Very slight adjustments can make an amazing difference. Experiment with slightly up and slightly down, as others have noted. Also, if your seat is at a significantly different height than your handlebars that can lead to issues.
If your issue is chafing, there are various remedies. A good pair of lycra shorts can help. Anti-chafing cream like Chamois Cream, DZ Nuts, etc., can help, although I've thankfully never had the need to try it (yet).
Personally, I love the Terry Liberator touring saddle (men's version). It has a middle cutout, is firm enough for long days in the saddle, and is well made. In the DC area, you might see if REI or Performance Bike sells it. That way you can try it out and return it easily if it's no good.
One challenge with railtrails like the C&O is that you are likely to be in the same gear and position for long periods, and unless you consciously change up your sitting and hand positions you are asking for trouble, as you don't have the natural variations in terrain that make you subconsciously change position, stand up, etc.
On both my C&O ride and my GAP ride (two weekends ago) my butt was the main thing that hurt at the end of the trip. Not chafing-wise, just being tired.

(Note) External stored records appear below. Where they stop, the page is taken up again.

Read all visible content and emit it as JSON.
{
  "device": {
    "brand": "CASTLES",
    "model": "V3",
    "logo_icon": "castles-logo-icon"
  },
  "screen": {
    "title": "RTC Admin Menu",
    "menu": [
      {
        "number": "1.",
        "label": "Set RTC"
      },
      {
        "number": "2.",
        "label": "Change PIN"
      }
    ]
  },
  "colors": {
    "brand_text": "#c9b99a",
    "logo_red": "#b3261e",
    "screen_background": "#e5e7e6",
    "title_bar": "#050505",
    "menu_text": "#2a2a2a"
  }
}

I took to occasionally shifting into a harder gear and doing sprint-and-rests by standing up and pedaling.